Like when they asked me about how I would find out if something happened to hubby.
Now, at this question they were interested in more than just the mechanics of the notification system.
I always replied, "I think I would just know."
I understand that this is really something I just tell myself to feel better and a bit more in control of events than I would otherwise. After all, the thought that I would somehow magically get some kind of clue if anything went down allows me to go about my day with my emotions more checked. I mean, I don't have that hinky feeling, do I? Things must be fine!
But there was that one night...
A few months into hubby's deployment to Iraq, I woke up in my bed, in the middle of the night, in a cold sweat.
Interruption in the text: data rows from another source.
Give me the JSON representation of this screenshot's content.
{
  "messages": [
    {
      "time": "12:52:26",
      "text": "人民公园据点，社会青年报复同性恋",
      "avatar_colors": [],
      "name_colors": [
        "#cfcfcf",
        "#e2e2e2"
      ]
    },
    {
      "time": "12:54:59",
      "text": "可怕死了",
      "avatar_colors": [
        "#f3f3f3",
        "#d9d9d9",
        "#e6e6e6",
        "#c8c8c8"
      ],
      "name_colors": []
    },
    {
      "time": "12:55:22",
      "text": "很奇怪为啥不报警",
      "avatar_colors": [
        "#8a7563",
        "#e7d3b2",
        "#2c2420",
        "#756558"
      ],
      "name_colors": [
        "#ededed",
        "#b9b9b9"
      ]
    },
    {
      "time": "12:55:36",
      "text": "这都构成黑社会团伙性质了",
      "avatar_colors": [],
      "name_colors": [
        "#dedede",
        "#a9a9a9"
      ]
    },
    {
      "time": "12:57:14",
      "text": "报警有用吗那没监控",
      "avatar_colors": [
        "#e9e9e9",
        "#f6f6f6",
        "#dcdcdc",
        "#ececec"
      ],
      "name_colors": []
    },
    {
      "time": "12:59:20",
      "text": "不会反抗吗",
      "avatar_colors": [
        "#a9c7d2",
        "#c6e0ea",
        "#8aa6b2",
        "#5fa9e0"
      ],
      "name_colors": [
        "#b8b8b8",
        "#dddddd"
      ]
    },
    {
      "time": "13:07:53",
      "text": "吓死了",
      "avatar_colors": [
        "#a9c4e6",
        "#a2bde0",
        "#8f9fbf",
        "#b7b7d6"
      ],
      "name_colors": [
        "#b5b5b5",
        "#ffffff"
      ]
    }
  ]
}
I've never had a panic attack before (or since) in my life, but that is the only way I can think of to describe what happened. I was sweating, but I was cold. I was so scared that I literally could not move - all my muscles were locked in position. My heart was racing, and not even beating steadily; and I was breathing so hard that anyone listening would have thought I had just run a marathon.
I felt like I had to throw up.
Gradually the feeling receded, and I was able to lie down and try to get some rest. Needless to say, I had no idea what was going on - I didn't connect it to hubby in any way - and getting back to sleep was not in the cards for me.
Hubby called me later that morning - the evening his time. Because I do prefer to hear more (although still abbreviated) rather than less of what he is experiencing, he proceeded to tell me about his experiences in his convoy that day.
Some simple addition and comparison brought this to light - that at the time I was shaking in bed with my first (and last) panic attack ever, hubby's vehicle had broken down in downtown Baghdad and was taking fire. Thank God, there were no casualties.
By no means was this the only time hubby was ever in a dangerous situation. That's an obvious given. I didn't get a panic attack when his office, in one of Saddam's palaces, was mortared. I didn't wake up to a panic attack every time his convoy came under fire. I didn't wake up in a panic attack when his vehicle was surrounded by rioters and barely made it onto the base in one piece. Or any other time.
And it's a good thing, too. I'm not sure how many such panic attacks I would have been able to take before ended up the crazy cat woman, sitting in a window at home in a wool sweater with unbrushed hair and about twenty felines roaming my house.
But the oddest things happen sometimes, things I just can't explain. This was definitely one of those times.